Networking and marketing myself are essential to my professional development. The best way for me to network is to begin at my current educational institution. I can attend connect with fellow students and alumni who are involved in campus organizations. Once I have established a reputable presence on campus, I can join a professional nursing association or two that align with my nursing specialty and interests. These associations host formal and informal networking functions. I can attend webinars and join virtual chat and message boards that encourage discussion about nursing and health related topics. One national organization that I will join is The American Association of Nurse Practitioners, and a state organization I am interested in joining is The Georgia Association of Nurses in Long Term Care. Marketing myself includes attending conferences where I can pass out business cards that include my LinkedIn profile link and other links to sites that showcase my involvement in the community, nursing organizations, and campus events.
Securing a job as an APN may seem easy because of the “nursing shortage,” but competition is high among nurses to secure their dream job. Specialty nursing jobs are rarely found on saturated jobs boards like Indeed and Monster. Local and national professional organizations that advertise employment opportunities that may interest me are the Georgia Gerontological Advanced Practice Nurses Association (GAPNA), the Georgia Association of Nurses in Long Term Care (GANLTC), the United Advanced Practice Registered Nurses of Georgia, and the American Association of Nurse Practitioners. These organizations have established career centers for nursing professionals. Each of these organizations have job boards, resume assistance, and articles on interview pointers. These organizations also have Student Resource Centers that post scholarships and grants for graduate students, ways to connect with other APN nursing students and professionals, and information on how to negotiate salary and obtain nursing certifications.
Fride Wandji RN/BSN/CWON.
245 Hurts Street Suwanee GA 300159
1000 Medical Center Blvd, Lawrenceville GA 30046
Email address. [email protected]
Master in French literature July 2000
Notre –Dame- De – France
63 Rue de la santé 75013 Paris, France
Bachelor in Science
Chamberlain College of nursing Illinois Chicago
Bedside nurse 2017 till present
ADON assistant director of nursing
2012 till 2017
Staff development 2006 till 2013
Licensure and Certification.
BSN Bachelor in science
RN Register Nurse
CWON certified Wound Nurse
BLS CPR Basic Life Support
WCOC. Wound Care and Ostomy certified
Habitats for humanity volunteer in summer 2015 in Georgia

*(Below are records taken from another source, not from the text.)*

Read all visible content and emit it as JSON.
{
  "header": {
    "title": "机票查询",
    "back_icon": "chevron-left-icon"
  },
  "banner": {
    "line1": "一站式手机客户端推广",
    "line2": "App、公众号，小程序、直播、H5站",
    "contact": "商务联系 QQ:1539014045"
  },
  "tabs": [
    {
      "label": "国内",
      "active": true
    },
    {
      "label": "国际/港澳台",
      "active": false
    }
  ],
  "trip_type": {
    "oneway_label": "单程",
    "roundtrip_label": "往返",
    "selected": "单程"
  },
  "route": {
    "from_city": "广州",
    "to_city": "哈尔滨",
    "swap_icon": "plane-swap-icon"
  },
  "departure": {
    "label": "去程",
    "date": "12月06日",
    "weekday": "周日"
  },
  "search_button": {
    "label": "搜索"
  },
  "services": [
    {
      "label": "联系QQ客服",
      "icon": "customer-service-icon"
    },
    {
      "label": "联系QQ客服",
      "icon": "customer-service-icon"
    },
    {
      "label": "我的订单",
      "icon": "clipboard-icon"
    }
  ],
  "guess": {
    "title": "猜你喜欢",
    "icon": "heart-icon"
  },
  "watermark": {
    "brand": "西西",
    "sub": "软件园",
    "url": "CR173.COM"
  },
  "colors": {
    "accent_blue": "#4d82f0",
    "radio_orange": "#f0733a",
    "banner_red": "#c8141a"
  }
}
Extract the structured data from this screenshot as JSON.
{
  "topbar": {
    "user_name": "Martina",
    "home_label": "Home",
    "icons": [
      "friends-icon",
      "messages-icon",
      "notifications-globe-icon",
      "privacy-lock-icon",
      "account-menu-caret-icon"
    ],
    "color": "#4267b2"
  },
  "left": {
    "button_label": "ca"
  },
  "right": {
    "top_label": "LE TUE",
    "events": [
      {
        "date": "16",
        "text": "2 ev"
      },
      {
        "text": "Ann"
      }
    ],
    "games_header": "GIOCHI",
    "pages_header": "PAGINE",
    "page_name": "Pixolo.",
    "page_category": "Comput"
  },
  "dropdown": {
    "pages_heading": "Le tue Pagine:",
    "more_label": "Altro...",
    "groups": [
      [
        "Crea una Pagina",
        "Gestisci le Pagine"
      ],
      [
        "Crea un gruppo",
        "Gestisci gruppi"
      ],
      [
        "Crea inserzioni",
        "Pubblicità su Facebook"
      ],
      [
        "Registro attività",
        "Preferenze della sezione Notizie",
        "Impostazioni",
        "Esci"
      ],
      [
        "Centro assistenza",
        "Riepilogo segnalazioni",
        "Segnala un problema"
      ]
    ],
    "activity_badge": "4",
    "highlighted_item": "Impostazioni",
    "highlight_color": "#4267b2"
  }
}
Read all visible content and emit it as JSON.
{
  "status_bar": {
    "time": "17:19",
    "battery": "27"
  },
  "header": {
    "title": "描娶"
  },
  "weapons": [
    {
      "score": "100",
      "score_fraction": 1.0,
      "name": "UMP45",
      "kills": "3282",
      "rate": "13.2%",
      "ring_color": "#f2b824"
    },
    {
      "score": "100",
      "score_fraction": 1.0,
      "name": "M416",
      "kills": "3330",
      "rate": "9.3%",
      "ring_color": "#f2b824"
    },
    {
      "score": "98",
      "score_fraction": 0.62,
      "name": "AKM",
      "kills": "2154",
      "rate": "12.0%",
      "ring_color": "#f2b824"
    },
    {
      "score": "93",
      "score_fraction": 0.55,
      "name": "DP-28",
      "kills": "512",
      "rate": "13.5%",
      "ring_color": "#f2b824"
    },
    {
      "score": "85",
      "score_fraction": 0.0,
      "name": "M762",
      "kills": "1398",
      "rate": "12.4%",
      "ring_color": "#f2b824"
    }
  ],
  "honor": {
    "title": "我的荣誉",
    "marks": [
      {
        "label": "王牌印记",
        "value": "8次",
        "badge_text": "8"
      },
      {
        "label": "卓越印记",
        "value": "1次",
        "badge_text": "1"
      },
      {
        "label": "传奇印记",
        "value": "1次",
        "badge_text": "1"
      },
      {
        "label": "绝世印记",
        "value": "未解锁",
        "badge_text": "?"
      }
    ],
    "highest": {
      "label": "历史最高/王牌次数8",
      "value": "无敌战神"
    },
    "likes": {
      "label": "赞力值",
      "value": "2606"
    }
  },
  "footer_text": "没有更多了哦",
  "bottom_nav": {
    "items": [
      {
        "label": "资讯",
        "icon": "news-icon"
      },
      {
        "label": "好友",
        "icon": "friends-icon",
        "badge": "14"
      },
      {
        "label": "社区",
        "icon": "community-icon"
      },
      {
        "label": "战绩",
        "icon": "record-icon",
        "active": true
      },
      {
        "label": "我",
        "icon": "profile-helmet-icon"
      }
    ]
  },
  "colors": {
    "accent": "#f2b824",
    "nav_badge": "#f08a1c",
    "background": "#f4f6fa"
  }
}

An APN professional development plan is a valuable resource for an APN student. A professional development plan is a written outline for a nursing student to follow that identifies the student current professional and personal status, defines future educational and professional goals, and allows students to assess their interpersonal skills. In creating my PDP, I have learned about the scope of practice guidelines for APNs in Georgia. Nurse practitioners in Georgia practice under restricted authority and must complete a specified number of hours with a physician or fully licensed independent NP before practicing independently. After assessing my strengths and weakness and outlining my short and long-term goals, I have a clearer view on what I have to do to reach my goals. The key to my success takes more than getting an education from Chamberlain; it also means I should network and marketing myself by nursing organizations that will widen my contacts and resources.
Chamberlain School of Nursing. (2018). Guidelines for advanced practice nursing role self-
assessment: Benner’s novice to expert model. Retrieved from Retrieved from Chamberlain Student Portal
Gould, J. (2017). Career development: A plan for action. Nature: International Weekly Journal
of Science, 548(7668), 489-490. doi:10.1038/nj7668-489a
National Conference of State Legislatures (NCSL), & Association of State and Territorial Health
Officials (ASTHO). (2018). Georgia scope of practice policy: State profile. Retrieved from http://scopeofpracticepolicy.org/states/ga/